After over two months of waiting since receiving the offer of employment from Malaysia, I find that I’m suddenly down to my last few days in the mountains. It’s been quite a long wait for all the paperwork to get processed, but I knew that once it was done, the leaving part would be quick. I’ve been preparing myself for this part for the last few months, but leaving home and family is never easy, especially when I tell them that I’m leaving in two days.
I’ve been telling myself to start packing since March since I’m incredibly awful at it, so I’ve been doing a little bit every day, reminding myself to stick to essentials only. My mentality about things has always been, it’s better to have it and not need it than need it and not have it. However, that does not apply when there are things like airline weight limits and excess baggage fees to consider. I’d like to think that I’ve finally learned my lesson after the Vietnam debacle and I’m limiting myself to one suitcase this trip.

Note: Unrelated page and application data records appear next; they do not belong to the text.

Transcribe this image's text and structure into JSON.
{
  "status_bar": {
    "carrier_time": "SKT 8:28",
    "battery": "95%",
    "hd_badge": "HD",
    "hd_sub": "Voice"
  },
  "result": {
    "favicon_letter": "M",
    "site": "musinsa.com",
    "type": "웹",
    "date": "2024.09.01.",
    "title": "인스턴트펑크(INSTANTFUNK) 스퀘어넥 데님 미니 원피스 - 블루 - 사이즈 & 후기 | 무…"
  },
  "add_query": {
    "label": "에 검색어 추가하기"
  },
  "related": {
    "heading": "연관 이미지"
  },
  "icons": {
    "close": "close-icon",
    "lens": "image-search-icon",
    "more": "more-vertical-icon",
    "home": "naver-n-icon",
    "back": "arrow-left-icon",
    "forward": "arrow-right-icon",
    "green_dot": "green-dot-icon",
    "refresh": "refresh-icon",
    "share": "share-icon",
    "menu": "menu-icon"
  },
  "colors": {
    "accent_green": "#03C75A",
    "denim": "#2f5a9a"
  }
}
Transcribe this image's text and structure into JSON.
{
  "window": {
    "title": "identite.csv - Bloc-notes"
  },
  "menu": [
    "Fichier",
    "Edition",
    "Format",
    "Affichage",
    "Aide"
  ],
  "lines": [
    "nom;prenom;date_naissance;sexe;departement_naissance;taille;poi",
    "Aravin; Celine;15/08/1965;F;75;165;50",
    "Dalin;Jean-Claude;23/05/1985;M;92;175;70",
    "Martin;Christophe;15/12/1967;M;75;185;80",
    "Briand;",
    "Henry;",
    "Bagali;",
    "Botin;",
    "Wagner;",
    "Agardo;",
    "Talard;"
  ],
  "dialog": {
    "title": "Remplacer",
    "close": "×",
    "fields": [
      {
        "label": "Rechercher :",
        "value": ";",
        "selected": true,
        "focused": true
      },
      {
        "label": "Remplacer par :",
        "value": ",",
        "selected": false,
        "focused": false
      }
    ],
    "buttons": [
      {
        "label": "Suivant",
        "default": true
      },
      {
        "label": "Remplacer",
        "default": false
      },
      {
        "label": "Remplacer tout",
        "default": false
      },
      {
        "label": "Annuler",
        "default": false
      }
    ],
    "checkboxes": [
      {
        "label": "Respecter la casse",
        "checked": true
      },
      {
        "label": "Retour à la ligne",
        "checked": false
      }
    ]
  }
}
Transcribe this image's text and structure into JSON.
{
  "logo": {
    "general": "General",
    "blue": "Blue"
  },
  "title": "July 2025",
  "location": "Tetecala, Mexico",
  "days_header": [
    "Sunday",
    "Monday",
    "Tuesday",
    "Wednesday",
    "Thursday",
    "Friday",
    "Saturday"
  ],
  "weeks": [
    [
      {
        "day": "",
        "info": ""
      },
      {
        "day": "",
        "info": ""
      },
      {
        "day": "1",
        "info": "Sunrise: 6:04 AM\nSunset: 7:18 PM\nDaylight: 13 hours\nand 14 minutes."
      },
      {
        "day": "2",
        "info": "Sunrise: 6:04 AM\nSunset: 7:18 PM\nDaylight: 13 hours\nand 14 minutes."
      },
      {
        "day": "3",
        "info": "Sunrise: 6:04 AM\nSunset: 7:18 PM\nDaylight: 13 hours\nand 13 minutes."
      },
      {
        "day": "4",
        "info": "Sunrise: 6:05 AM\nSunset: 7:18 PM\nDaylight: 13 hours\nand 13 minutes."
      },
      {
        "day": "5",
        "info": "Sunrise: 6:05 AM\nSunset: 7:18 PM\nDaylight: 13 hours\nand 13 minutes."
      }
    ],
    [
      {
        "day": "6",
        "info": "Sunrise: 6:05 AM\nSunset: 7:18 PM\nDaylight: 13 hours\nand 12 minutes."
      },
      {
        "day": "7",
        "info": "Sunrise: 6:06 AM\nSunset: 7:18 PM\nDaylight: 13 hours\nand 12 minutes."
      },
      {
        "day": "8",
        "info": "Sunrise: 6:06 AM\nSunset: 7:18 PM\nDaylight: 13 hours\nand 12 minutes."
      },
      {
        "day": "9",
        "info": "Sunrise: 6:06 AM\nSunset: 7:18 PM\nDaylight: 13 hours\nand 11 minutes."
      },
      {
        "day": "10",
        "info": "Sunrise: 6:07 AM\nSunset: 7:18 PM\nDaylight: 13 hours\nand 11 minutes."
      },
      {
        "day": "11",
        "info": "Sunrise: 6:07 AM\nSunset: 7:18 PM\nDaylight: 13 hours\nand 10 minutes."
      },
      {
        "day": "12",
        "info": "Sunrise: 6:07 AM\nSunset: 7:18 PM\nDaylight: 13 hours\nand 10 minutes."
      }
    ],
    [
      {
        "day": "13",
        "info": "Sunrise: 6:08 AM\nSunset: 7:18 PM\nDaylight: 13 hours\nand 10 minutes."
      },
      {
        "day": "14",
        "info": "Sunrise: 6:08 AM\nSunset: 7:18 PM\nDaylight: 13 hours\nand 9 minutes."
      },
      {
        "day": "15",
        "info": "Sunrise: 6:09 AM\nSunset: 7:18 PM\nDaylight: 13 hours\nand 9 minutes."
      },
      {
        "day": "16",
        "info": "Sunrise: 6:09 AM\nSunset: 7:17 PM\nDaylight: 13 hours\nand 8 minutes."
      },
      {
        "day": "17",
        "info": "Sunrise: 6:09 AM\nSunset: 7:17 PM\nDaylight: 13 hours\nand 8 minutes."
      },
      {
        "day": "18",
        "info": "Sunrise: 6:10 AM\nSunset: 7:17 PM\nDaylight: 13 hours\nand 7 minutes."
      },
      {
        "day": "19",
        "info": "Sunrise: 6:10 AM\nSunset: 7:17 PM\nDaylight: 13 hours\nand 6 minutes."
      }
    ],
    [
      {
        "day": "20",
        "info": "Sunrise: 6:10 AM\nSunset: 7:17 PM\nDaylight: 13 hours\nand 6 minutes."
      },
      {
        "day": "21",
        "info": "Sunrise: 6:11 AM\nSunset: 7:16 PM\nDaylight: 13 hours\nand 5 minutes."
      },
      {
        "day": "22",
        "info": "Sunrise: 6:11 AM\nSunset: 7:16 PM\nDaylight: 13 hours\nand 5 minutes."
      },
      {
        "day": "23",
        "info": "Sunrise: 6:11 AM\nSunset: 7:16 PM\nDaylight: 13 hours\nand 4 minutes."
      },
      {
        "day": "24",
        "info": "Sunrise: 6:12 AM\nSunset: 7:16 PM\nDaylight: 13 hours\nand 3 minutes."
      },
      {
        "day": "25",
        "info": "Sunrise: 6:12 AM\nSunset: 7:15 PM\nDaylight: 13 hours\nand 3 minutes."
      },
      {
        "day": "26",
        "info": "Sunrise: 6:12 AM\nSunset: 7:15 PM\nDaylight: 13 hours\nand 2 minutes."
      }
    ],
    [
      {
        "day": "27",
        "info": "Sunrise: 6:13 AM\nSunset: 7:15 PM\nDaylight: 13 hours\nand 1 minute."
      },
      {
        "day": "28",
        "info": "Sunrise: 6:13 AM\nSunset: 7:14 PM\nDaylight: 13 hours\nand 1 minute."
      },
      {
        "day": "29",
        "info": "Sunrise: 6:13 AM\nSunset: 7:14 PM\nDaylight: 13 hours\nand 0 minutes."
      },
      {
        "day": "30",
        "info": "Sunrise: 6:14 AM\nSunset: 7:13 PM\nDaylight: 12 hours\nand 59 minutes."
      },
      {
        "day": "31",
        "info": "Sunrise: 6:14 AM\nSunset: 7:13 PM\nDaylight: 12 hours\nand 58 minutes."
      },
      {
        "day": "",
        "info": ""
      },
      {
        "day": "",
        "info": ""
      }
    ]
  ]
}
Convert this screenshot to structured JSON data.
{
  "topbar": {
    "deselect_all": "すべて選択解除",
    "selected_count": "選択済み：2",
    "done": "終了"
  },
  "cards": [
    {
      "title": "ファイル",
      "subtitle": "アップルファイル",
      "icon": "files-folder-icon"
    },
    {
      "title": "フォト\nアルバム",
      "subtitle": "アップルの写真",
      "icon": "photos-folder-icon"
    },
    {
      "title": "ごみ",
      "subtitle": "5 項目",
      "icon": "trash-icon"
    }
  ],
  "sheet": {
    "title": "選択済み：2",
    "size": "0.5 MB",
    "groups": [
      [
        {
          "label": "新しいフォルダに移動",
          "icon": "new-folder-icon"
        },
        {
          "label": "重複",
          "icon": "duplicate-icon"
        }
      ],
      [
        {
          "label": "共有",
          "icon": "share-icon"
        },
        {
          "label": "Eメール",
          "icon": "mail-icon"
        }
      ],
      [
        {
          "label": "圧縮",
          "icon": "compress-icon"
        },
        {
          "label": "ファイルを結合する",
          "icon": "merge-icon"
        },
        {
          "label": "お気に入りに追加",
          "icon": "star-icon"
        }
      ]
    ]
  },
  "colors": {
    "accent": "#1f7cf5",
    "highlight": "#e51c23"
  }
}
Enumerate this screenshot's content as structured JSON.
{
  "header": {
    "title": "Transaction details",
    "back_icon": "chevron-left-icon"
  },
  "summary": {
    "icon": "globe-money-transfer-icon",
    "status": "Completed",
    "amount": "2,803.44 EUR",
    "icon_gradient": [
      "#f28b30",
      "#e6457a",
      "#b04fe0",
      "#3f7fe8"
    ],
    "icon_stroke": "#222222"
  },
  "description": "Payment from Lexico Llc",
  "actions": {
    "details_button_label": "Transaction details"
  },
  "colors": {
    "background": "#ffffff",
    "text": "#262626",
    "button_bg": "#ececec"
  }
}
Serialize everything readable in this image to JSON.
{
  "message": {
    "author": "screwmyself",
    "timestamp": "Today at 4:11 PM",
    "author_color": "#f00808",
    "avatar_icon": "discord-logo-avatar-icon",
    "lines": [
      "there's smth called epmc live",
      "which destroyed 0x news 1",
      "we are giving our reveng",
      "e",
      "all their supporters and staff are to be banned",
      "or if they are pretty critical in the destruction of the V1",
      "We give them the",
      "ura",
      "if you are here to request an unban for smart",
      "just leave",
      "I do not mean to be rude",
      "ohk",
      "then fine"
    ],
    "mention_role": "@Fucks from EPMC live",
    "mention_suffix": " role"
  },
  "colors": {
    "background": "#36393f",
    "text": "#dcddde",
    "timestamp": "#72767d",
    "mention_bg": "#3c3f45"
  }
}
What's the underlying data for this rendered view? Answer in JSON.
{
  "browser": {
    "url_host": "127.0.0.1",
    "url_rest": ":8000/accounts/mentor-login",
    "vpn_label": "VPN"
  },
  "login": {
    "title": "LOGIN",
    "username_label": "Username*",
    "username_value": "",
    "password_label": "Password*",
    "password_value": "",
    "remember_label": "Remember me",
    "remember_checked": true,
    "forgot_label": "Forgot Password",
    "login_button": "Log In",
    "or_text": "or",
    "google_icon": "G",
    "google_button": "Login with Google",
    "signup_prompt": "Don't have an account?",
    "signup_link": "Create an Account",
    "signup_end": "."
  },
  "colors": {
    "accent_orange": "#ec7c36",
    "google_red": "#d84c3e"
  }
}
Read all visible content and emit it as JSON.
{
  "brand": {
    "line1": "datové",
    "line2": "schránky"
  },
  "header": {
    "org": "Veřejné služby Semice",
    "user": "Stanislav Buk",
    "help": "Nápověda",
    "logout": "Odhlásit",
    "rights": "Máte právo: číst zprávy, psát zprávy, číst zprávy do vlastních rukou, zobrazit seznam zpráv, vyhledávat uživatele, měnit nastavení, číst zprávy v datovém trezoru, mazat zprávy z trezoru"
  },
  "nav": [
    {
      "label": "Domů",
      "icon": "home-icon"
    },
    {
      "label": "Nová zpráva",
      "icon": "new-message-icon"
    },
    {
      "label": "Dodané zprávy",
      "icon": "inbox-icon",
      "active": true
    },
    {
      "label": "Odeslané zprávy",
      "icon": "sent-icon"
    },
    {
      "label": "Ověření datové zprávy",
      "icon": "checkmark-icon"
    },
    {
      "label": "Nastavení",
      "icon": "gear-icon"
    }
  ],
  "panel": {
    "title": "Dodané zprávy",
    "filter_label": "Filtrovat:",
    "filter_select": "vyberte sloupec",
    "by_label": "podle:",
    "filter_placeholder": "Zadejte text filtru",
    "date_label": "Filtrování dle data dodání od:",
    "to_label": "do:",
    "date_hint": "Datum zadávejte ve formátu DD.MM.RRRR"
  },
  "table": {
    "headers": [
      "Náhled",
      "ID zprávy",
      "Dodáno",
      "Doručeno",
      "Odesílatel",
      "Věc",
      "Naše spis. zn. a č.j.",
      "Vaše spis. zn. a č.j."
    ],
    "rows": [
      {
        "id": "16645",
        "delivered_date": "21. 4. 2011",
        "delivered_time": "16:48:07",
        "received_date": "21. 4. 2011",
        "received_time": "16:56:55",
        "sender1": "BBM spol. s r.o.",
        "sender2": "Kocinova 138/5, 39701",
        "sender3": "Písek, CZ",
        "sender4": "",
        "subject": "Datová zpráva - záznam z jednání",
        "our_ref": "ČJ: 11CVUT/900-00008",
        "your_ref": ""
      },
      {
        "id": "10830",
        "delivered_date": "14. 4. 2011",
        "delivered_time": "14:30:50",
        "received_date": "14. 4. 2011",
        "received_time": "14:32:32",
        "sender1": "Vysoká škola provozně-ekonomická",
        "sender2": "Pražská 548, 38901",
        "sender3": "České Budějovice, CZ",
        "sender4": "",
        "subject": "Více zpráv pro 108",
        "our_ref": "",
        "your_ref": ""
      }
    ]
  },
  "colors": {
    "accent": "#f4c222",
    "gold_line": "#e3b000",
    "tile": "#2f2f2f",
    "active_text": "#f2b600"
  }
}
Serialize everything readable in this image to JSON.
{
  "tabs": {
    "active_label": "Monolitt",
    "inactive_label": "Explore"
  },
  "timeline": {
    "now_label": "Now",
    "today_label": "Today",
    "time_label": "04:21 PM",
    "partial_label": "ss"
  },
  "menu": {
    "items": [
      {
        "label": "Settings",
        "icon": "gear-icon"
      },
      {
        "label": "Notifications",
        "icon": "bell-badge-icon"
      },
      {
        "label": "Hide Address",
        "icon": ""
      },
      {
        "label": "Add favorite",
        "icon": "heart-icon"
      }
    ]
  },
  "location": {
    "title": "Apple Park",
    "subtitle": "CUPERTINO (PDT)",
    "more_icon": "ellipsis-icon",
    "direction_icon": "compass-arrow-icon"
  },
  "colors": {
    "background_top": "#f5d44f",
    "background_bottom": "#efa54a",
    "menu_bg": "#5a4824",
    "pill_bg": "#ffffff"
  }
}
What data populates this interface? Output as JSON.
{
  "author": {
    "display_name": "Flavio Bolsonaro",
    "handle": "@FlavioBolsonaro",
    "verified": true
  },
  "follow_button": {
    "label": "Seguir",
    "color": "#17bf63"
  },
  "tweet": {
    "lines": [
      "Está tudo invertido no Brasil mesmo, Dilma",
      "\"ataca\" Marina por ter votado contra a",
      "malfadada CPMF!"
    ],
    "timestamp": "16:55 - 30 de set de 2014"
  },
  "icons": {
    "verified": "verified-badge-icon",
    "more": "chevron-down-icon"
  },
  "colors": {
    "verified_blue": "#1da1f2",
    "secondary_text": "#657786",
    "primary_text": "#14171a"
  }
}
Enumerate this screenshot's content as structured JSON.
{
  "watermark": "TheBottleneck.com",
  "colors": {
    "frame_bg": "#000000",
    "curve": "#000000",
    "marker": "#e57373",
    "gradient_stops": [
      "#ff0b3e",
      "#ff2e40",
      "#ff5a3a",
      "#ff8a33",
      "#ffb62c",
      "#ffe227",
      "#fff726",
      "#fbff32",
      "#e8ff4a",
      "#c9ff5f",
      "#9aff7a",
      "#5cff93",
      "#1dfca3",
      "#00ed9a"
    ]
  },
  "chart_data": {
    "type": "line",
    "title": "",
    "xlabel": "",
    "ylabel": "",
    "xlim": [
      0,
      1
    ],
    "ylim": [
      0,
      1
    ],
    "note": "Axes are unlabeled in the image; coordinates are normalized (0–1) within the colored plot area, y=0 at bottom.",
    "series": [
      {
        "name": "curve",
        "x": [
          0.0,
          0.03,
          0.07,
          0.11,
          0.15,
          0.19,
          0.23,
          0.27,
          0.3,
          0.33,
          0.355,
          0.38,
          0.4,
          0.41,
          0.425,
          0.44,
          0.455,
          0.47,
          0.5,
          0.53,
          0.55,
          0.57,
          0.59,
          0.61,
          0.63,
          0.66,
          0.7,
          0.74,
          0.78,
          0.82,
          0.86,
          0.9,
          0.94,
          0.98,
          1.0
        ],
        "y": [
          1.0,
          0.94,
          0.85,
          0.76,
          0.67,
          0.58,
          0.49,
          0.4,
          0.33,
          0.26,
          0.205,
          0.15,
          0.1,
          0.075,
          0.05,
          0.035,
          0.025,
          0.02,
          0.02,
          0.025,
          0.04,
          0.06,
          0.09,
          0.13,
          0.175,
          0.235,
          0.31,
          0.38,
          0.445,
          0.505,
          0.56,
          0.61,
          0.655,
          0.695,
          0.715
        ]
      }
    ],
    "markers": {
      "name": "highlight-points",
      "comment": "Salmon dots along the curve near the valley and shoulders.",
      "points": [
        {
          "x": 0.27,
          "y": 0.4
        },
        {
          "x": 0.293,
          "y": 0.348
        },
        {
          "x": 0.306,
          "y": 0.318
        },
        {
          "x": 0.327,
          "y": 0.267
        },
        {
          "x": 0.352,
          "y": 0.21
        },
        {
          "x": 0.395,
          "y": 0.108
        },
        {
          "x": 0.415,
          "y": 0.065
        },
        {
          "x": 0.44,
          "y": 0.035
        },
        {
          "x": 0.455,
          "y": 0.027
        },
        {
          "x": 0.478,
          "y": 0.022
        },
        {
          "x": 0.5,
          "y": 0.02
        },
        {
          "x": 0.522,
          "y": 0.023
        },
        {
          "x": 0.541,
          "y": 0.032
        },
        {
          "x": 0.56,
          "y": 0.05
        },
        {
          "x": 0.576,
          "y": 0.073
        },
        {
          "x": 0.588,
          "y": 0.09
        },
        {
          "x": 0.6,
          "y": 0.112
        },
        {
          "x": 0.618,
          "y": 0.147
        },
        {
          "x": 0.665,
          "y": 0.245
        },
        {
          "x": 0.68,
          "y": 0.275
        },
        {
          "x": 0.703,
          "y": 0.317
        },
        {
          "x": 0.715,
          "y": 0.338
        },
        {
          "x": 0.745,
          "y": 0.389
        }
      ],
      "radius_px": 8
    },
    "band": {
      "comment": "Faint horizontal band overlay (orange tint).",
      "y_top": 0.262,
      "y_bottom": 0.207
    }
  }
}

Ditching books is difficult for me, but after living abroad for two years, I’ve learned that it’s the most impractical thing to have. I’ve moved on to ebooks — with great sadness — but when it comes to reference books, I just can’t adjust to using a screen. Particularly when I’m lesson planning, I need to be able to flip through the book and litter it with post-its because that’s my process and that’s how I function. I’ve narrowed my reference library down to two essential books, though, and if weight limit permits, they’ll be the only books I take with me.
Resources is another thing. It’s an essential part of teaching, but it gets pretty heavy. I spent time digitising worksheets and handouts so that I could leave the physical paper behind and just refer to it on my laptop or print it off if I need it. A sheet of paper on its own weighs next to nothing, but a stack of them is another story — literally, when it’s a novel.
My challenge for this trip is probably going to be the stationery. I’ve reduced my post-its to less than a quarter already, which was difficult, but I just kept chanting “essentials” in my head over and over again. The fact that Malaysia’s stationery game is strong helps to narrow it down, though, when I know that I can easily just get it there if I need it.
Actually, I should really be packing right now.